AVAILABLE DATA:

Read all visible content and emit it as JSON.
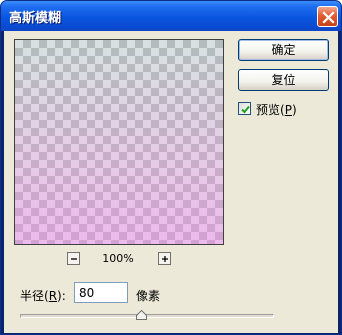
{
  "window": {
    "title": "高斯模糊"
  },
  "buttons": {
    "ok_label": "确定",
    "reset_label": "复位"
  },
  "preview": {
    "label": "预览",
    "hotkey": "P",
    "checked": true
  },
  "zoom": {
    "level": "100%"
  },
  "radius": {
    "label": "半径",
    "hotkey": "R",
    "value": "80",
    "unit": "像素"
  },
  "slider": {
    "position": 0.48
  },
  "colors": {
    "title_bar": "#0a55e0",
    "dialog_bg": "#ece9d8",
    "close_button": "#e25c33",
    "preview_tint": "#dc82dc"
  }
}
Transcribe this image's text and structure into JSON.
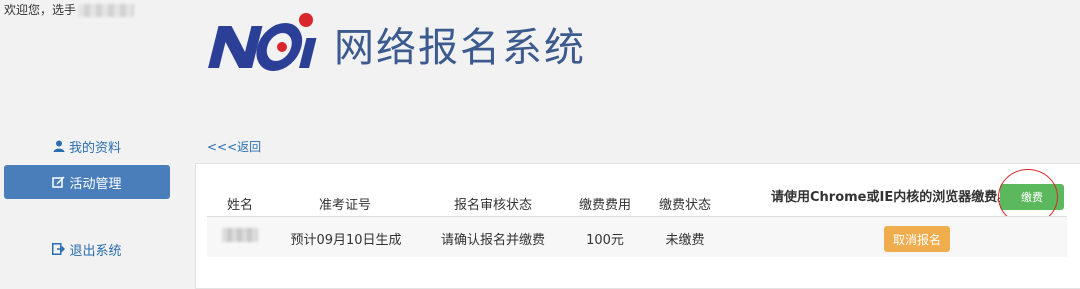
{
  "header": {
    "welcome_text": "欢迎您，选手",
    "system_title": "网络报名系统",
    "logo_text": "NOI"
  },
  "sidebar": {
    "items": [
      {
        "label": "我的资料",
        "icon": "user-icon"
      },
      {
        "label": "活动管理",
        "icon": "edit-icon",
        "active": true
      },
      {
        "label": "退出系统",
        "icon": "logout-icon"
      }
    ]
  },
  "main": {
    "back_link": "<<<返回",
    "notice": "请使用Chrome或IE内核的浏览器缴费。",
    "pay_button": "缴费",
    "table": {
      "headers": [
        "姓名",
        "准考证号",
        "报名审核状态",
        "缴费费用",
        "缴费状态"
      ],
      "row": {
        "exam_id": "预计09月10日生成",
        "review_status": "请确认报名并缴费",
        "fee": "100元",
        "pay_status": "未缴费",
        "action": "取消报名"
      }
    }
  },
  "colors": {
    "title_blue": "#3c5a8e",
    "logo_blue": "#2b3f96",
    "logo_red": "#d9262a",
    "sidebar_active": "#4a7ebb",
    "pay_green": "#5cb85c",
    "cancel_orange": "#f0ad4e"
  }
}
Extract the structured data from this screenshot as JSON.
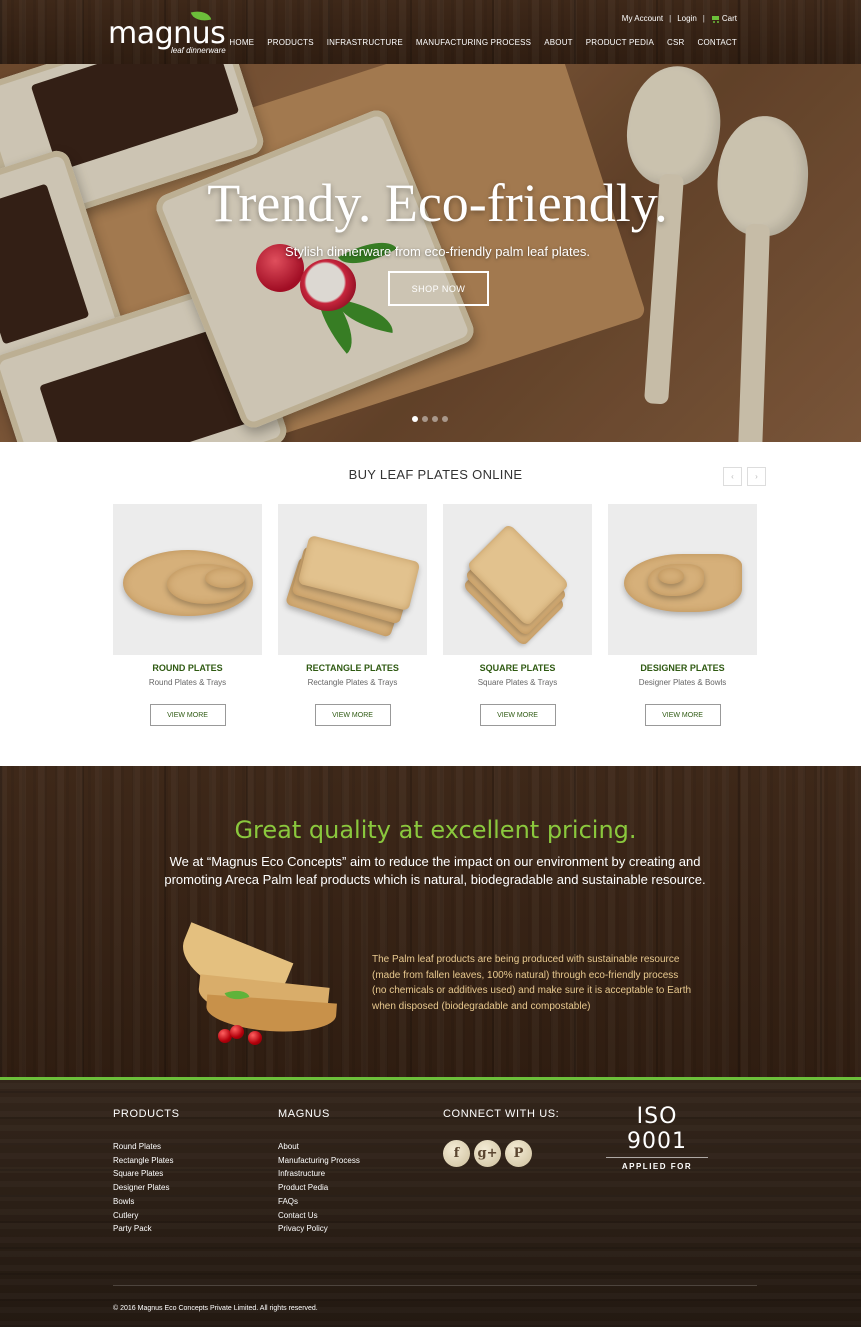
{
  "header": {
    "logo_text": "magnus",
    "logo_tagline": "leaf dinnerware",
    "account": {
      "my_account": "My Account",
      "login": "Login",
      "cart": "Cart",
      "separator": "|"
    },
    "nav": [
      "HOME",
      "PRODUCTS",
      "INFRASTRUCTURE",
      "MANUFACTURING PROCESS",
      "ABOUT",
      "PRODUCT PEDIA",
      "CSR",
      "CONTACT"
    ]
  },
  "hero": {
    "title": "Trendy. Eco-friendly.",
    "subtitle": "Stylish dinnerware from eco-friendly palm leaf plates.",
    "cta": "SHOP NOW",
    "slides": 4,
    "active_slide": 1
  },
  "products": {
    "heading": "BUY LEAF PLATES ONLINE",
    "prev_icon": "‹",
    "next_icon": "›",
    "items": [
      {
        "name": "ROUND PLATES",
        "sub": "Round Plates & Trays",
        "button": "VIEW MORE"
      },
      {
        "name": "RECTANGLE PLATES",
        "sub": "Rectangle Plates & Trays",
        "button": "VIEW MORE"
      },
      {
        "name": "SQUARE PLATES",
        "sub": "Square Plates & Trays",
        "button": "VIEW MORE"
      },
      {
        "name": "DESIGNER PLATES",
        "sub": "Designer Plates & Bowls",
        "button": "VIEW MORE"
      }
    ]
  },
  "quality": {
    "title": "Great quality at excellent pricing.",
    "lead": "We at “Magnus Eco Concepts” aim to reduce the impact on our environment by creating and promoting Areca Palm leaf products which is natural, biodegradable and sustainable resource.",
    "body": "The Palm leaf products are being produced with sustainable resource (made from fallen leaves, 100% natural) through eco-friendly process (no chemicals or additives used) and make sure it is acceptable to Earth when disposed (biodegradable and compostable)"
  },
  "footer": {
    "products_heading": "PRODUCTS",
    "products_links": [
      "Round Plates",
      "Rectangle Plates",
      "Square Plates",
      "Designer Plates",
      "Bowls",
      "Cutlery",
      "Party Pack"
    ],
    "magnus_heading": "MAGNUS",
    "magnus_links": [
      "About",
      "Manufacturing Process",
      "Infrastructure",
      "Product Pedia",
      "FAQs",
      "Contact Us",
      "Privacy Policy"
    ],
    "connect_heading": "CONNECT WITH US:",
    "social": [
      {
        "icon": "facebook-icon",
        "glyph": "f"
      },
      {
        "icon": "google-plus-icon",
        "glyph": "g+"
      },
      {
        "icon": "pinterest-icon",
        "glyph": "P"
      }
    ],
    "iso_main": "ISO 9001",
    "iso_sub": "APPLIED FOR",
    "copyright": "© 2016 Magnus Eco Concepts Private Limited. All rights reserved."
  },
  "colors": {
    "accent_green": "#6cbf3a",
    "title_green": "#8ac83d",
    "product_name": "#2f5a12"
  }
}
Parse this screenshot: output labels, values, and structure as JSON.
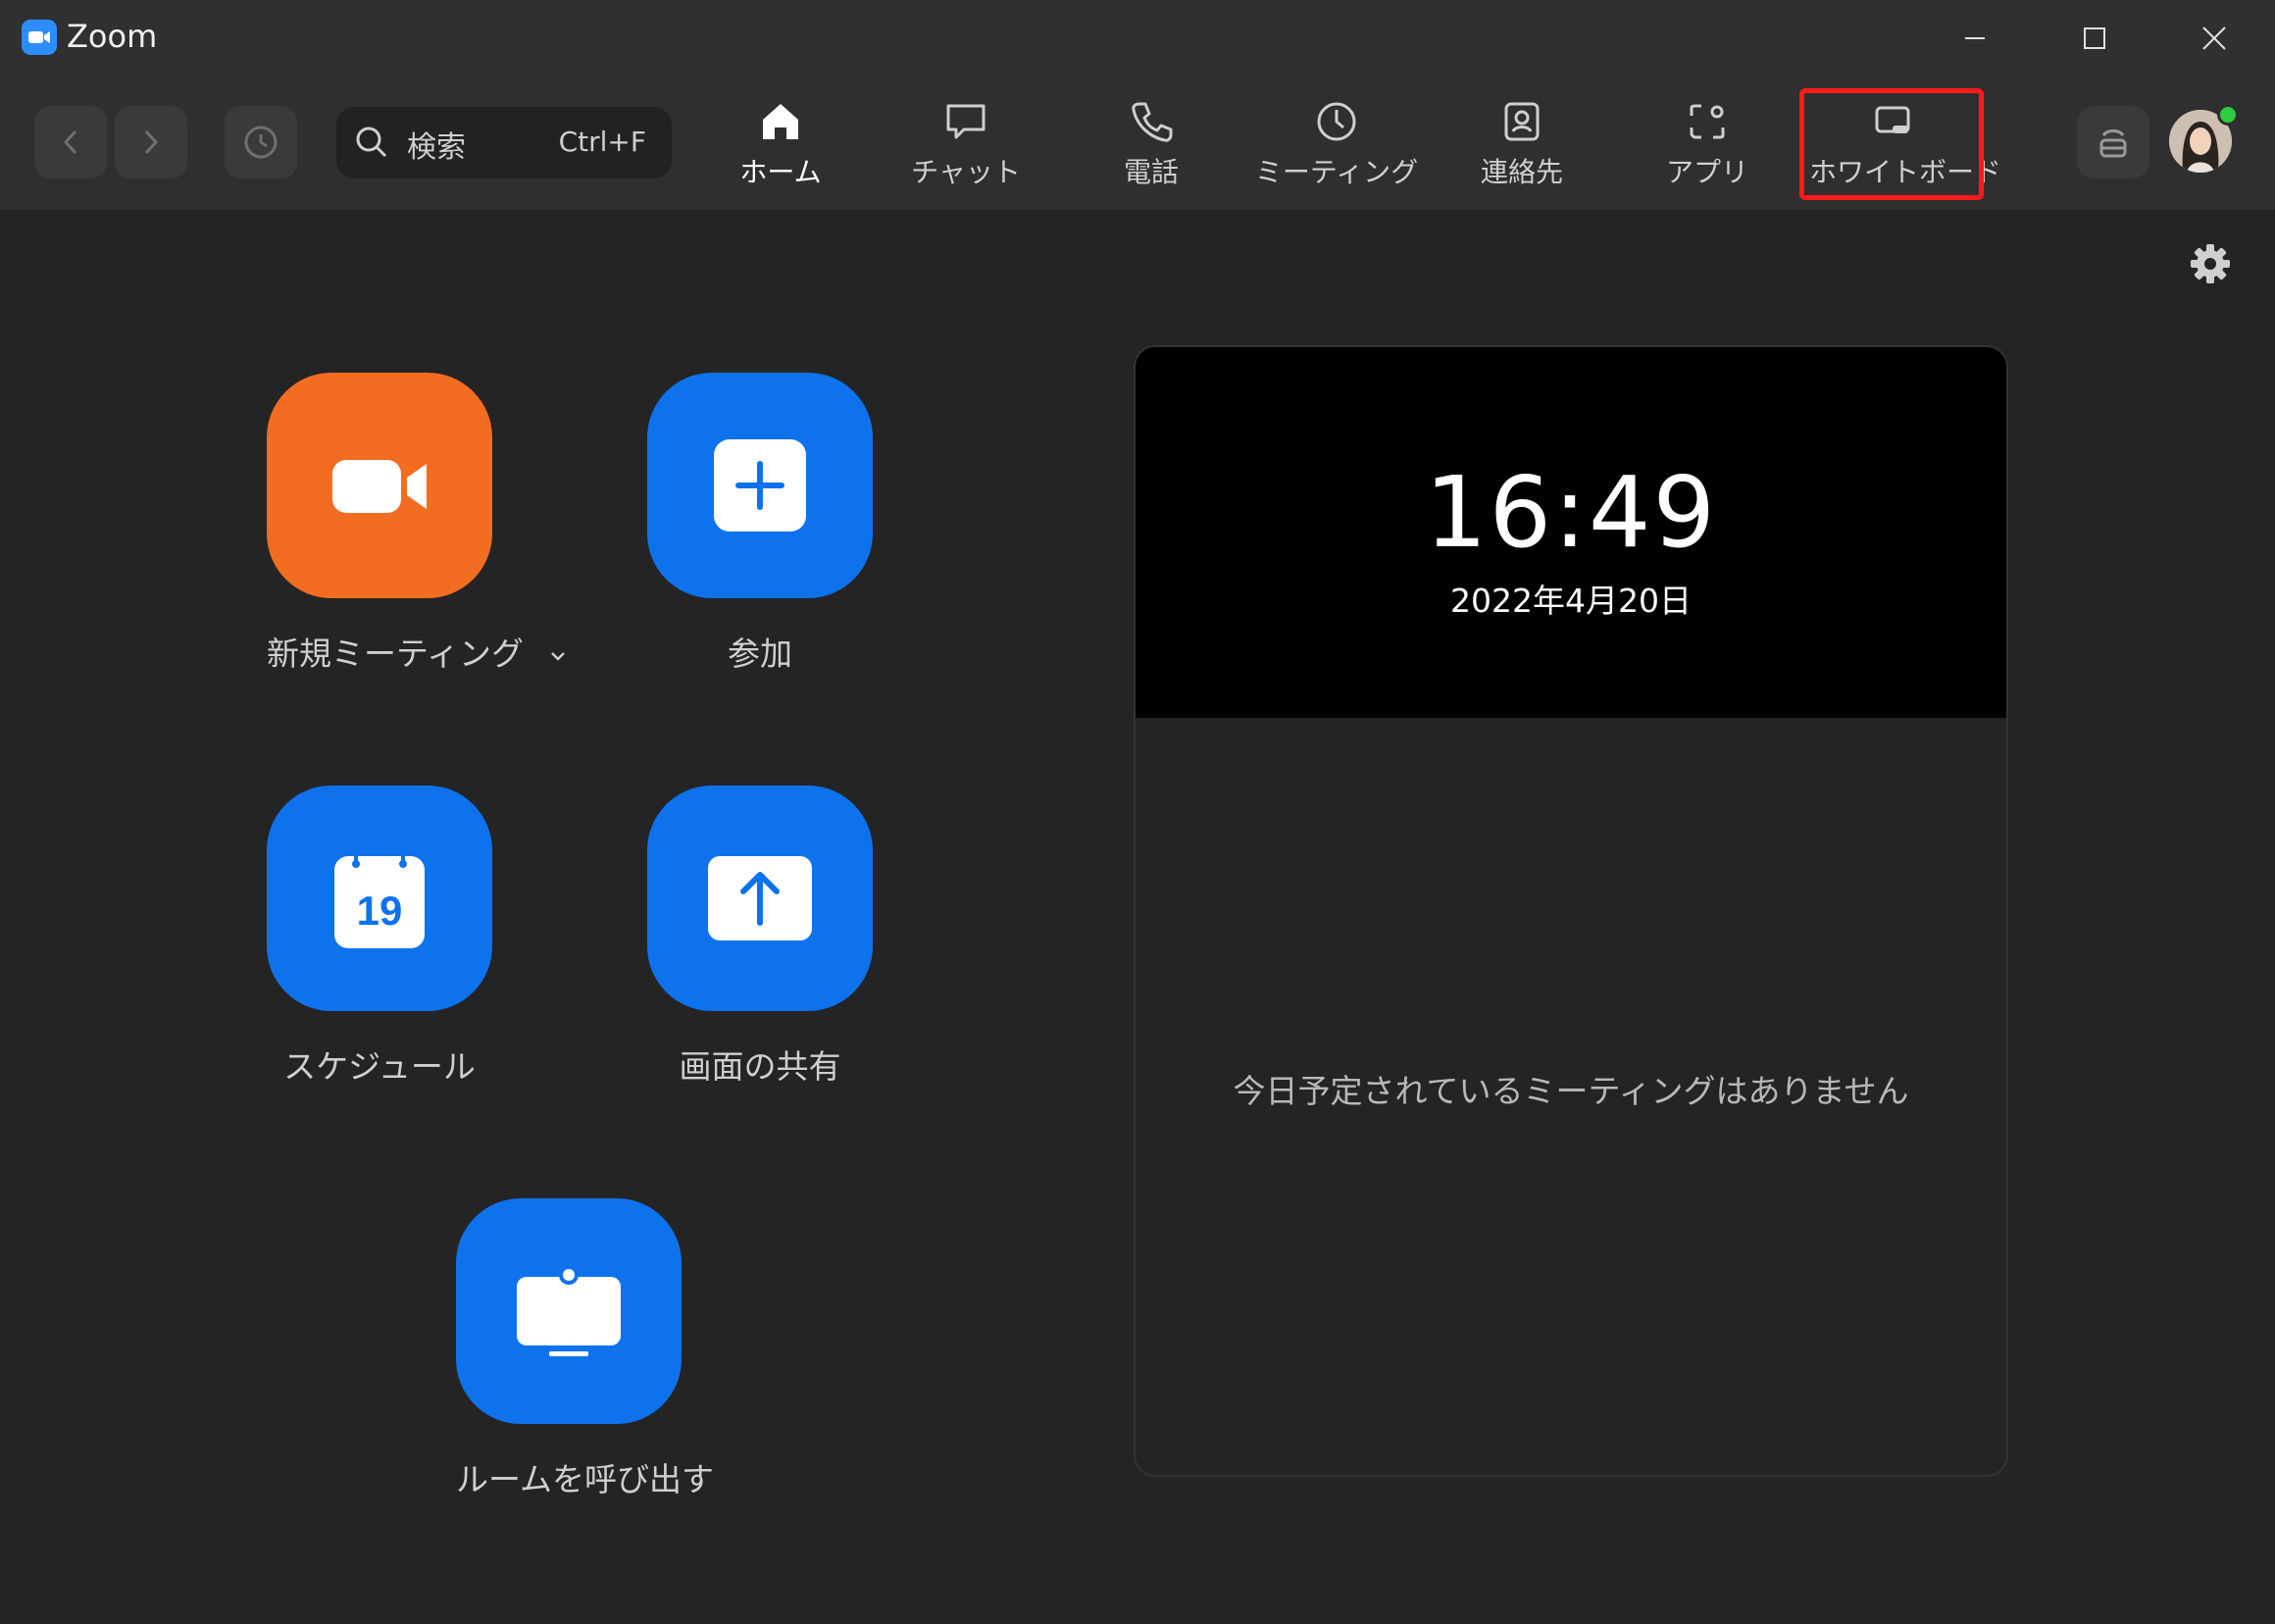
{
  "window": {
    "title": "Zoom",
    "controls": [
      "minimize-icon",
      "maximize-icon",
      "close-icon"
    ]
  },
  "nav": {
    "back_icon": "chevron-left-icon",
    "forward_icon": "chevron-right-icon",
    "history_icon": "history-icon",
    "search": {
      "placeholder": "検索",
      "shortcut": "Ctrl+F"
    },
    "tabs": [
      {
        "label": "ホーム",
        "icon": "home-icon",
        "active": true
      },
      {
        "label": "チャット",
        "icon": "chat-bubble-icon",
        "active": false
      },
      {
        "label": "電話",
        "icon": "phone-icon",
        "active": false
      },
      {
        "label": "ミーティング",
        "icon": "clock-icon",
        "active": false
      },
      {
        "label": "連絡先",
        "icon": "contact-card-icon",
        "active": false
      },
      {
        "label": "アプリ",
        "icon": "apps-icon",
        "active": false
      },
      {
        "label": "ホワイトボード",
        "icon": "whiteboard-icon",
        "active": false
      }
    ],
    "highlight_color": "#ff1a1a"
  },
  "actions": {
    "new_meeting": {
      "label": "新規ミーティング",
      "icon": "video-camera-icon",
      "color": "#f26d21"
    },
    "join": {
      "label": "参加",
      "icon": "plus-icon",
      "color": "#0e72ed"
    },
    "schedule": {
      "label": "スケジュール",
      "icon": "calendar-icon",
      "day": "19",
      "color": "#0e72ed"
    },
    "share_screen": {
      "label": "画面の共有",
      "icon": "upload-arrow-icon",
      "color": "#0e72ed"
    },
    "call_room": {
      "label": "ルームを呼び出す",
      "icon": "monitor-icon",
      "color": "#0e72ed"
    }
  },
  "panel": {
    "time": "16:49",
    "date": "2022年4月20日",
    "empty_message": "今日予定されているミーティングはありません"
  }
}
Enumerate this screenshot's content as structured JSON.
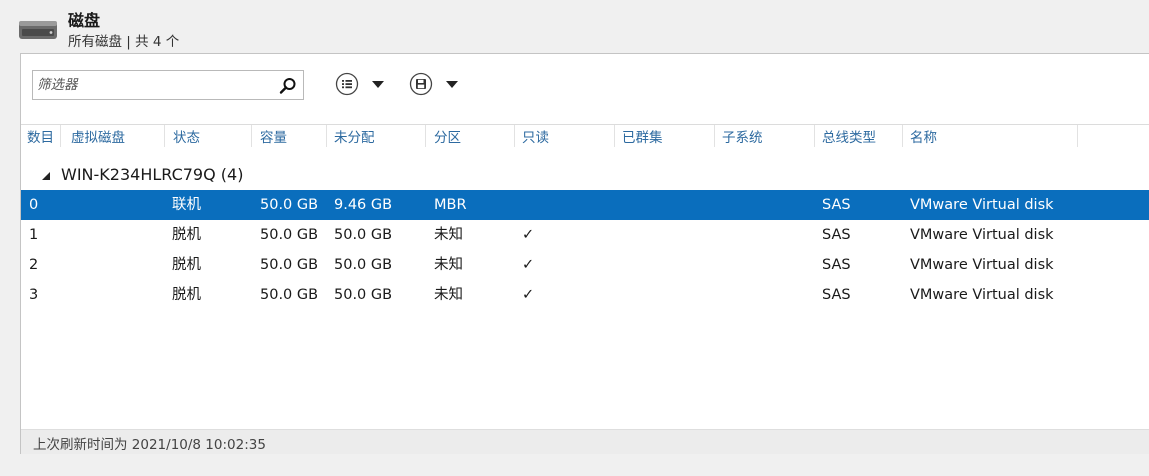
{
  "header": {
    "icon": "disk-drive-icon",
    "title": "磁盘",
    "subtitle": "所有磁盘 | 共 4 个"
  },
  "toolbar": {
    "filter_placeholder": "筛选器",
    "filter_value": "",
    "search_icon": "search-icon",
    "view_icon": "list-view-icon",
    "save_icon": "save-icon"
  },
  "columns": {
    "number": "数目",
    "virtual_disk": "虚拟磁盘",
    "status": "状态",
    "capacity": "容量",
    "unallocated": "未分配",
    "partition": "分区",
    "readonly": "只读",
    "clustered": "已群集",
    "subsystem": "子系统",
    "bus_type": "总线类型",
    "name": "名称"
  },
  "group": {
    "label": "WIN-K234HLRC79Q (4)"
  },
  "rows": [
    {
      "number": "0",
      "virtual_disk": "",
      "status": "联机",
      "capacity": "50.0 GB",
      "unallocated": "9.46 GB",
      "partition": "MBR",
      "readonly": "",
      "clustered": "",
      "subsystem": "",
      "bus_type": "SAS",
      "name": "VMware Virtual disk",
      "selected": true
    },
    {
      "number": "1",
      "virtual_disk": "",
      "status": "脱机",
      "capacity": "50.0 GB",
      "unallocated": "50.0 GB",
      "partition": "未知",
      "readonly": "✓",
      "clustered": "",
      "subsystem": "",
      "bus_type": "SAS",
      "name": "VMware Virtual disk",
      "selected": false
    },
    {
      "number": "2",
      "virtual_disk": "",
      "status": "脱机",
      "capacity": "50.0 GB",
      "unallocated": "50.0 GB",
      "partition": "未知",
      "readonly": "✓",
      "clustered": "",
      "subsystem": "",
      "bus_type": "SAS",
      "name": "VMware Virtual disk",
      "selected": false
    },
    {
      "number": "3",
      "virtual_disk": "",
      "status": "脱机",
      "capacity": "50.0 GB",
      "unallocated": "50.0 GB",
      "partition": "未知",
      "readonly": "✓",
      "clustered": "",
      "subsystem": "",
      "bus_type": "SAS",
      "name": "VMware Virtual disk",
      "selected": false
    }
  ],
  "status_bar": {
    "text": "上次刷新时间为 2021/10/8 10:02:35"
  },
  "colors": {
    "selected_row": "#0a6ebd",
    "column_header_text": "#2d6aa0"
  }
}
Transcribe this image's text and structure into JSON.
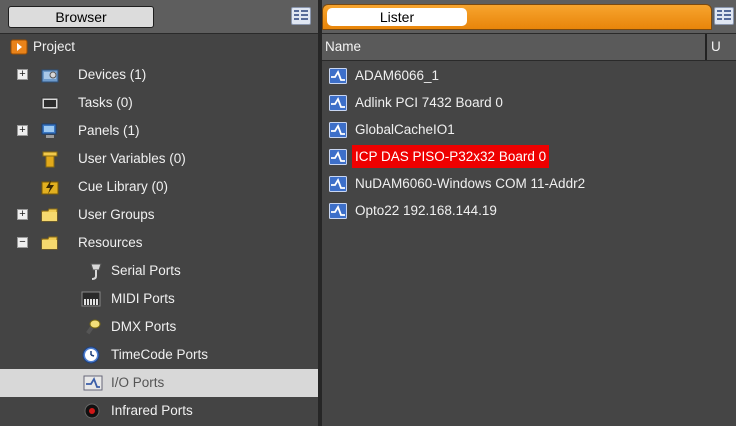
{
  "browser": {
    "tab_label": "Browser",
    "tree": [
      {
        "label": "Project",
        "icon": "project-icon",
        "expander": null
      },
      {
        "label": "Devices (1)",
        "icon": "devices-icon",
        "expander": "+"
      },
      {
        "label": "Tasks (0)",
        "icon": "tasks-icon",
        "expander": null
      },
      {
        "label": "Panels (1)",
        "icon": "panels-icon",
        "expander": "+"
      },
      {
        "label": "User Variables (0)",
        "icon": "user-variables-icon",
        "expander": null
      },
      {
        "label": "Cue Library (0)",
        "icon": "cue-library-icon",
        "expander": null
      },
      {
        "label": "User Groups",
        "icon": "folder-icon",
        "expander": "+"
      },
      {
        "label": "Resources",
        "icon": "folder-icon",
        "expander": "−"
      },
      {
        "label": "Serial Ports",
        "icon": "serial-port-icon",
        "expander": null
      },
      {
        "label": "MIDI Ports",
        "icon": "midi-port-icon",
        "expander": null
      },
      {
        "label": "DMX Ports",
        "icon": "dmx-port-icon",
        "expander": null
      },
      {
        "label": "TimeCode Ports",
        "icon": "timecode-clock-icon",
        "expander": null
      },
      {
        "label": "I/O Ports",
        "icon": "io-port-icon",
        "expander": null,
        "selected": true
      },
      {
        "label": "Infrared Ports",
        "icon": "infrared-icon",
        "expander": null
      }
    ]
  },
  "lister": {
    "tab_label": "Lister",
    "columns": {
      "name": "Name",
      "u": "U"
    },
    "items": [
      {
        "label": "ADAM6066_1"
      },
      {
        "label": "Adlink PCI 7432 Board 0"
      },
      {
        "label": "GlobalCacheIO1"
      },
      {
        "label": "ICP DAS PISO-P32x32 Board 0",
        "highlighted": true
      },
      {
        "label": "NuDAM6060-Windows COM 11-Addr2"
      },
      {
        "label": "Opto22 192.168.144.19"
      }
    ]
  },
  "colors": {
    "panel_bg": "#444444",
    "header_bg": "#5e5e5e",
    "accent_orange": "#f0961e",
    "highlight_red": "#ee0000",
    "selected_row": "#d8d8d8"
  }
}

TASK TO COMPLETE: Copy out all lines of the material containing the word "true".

WRITTEN RESPONSE:
    "checked": true
        "active": true
        "active": true
      "selected": true
        "selected": true
        "highlighted": true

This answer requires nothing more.